Lukban aided by the town Presidente Pedro Abayan.
|Surrender of Cebu guerilla forces under General
Arcadio Maxilom to the Americans.
|1901 Nov 4
|Enactment of The Treason Act of 1901, otherwise
known as the Sedition Law, by the Philippine Commission, providing
for punishment to Filipinos supporting independence movements.
|1901 Dec. 23
|Surrender of Bohol guerilla forces led by Colonel
Pedro Samson to the Americans.
|General Franklin Bellís Batangas scorched-earth
campaign causing destruction of agricultural crops, livestocks causing
famine and mass extermination of civilians.
|1902 Feb. 27
|Capture of General Vicente Lukban, the mastermind
of the Balangiga incident.
|1902 March 17
|Start of court-martial of Major Littleton "Tony"
Waller for atrocities committed in Samar campaign held in Manila.
|1902 April 16
|Surrender of General Miguel Malvar, the self-proclaimed
successor of General Aguinaldo, to the Americans.
|Governor Taft went to Rome to negotiate for the
purchase of friar's lands
|1902 May 2
|First pitched battles between American forces and the Moros when the
Ameircans took the Moro cottas at Binadayan and Pandapatan at Lanao.
|1902 July 1
|U.S. Congress passes the Philippine Bill or the
"Organic Act," a law providing for colonial administration of the Philippine
|1902 July 4
|President Theodore Roosevelt officially ended
the Philippine-American War by issuing the Peace Proclamation and Granting

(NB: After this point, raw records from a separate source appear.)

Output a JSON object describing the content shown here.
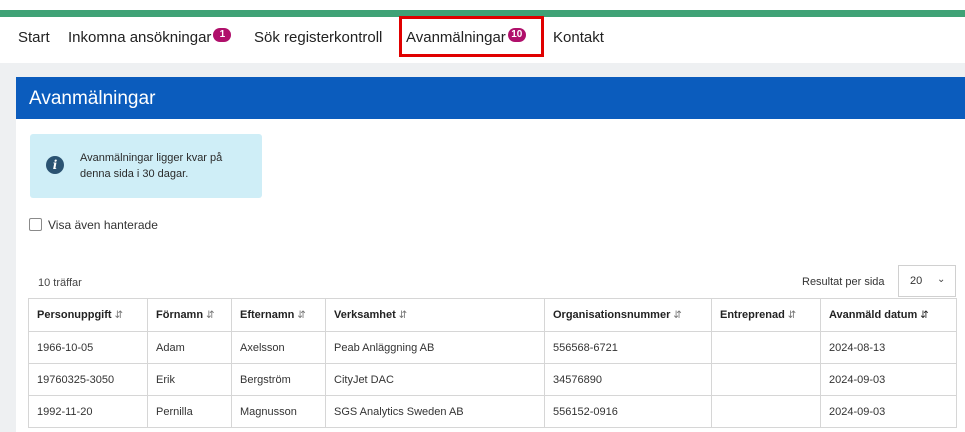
{
  "nav": {
    "items": [
      {
        "label": "Start"
      },
      {
        "label": "Inkomna ansökningar",
        "badge": "1"
      },
      {
        "label": "Sök registerkontroll"
      },
      {
        "label": "Avanmälningar",
        "badge": "10"
      },
      {
        "label": "Kontakt"
      }
    ]
  },
  "panel": {
    "title": "Avanmälningar",
    "info": "Avanmälningar ligger kvar på denna sida i 30 dagar.",
    "checkbox_label": "Visa även hanterade",
    "hits": "10 träffar",
    "per_page_label": "Resultat per sida",
    "per_page_value": "20"
  },
  "table": {
    "columns": [
      "Personuppgift",
      "Förnamn",
      "Efternamn",
      "Verksamhet",
      "Organisationsnummer",
      "Entreprenad",
      "Avanmäld datum"
    ],
    "rows": [
      [
        "1966-10-05",
        "Adam",
        "Axelsson",
        "Peab Anläggning AB",
        "556568-6721",
        "",
        "2024-08-13"
      ],
      [
        "19760325-3050",
        "Erik",
        "Bergström",
        "CityJet DAC",
        "34576890",
        "",
        "2024-09-03"
      ],
      [
        "1992-11-20",
        "Pernilla",
        "Magnusson",
        "SGS Analytics Sweden AB",
        "556152-0916",
        "",
        "2024-09-03"
      ]
    ]
  },
  "colors": {
    "accent_bar": "#3fa276",
    "header": "#0b5cbd",
    "badge": "#b0106b",
    "highlight": "#e00000"
  }
}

of Pardon/Amnesty to the "Insurrectionists"
|1902 Aug. 3
|Official founding of the Philippine Independent
Church by Bishop Gregorio Aglipay.
|1902 Nov. 2
|Arrival of Monsignor G.B. Guidi, papal delegate,
|1902 Nov 12
|Passage of the Brigandage Act or Ley de Bandolerismo.
|1903 June 1
|Passing of the Reconcentration Act by the Philippine Commssion.
|Maguindanao (Cotabato) Muslim resistance period
against the Americans.
|Jolo (Sulu) Muslims resistance period against
|American campaign led by Governor Leonard Wood
against Panglima Hassan, a Moro leader in Jolo (Sulu) Province.
|General Artemio Ricarte was banished to Hong
Kong after his release from Guam exile for his continued refusal to take
the oath of allegiance to the U.S.
|American campaign led by Captain Carl Riechman
against the Cotabato Moros led by Datu Ali.
|1903 May 13
|Apolinario Mabini died in Manila at the age of
|Archbishop Nozaleda relinquished his positionin
|1903 June 1
|Passing of the Philippine Commission Act No.787
constituting the Muslim (Moro) provinces.
|First issue of the Philippine peso ("Conant")to
|1903 Sept. 2
|Moro Province Legislative Council organized.
|Unilateral abrogation of the Bates Treaty by
the U.S. on the grounds that the Sultan had ineffective control of the
Muslims (Moros) and that the treaty was a hindrance to effective colonial
administration of the area.
|Governor Taft, appointed as U.S. Secretary of
War, left Manila for the U.S.; succeeded by Luke E. Wright as Civil Governor;
arrival of Monsignor J.J. Harty, appointed as Archbishop of Manila.
|1905 Feb. 6
|Arrival of Monsignor Ambrogio Aguis, papal delegate,
|1905 March 22
|Passing of Philippine Commission Act No. 1309
imposing compulsory military service to able-bodied citizens' and ordering
each to give five days a month to hunt for brigands.
|Passing of Philippine Commission. Act No. 1123
making English as the official language of the land.
|1906 March 5
|Battle of Bud Dajo in Sulu led by Colonel Duncan
against the Jolo Muslims.
|1906 April 16
|General Tasker Bliss replaced General Leonard
Wood as Military Governor of Jolo.
|1907 Oct. 16
|Opening of the Philippine Assembly attended by
William Howard Taft, then U.S. Secretary of War.
|General John Pershing was appointed as Military
Governor of Jolo (Sulu) Province
|1913 June 11
|Battle of Bud Bagsak in Sulu led by General Pershing
|1913 Oct 24
|Battle of Bud Talipao.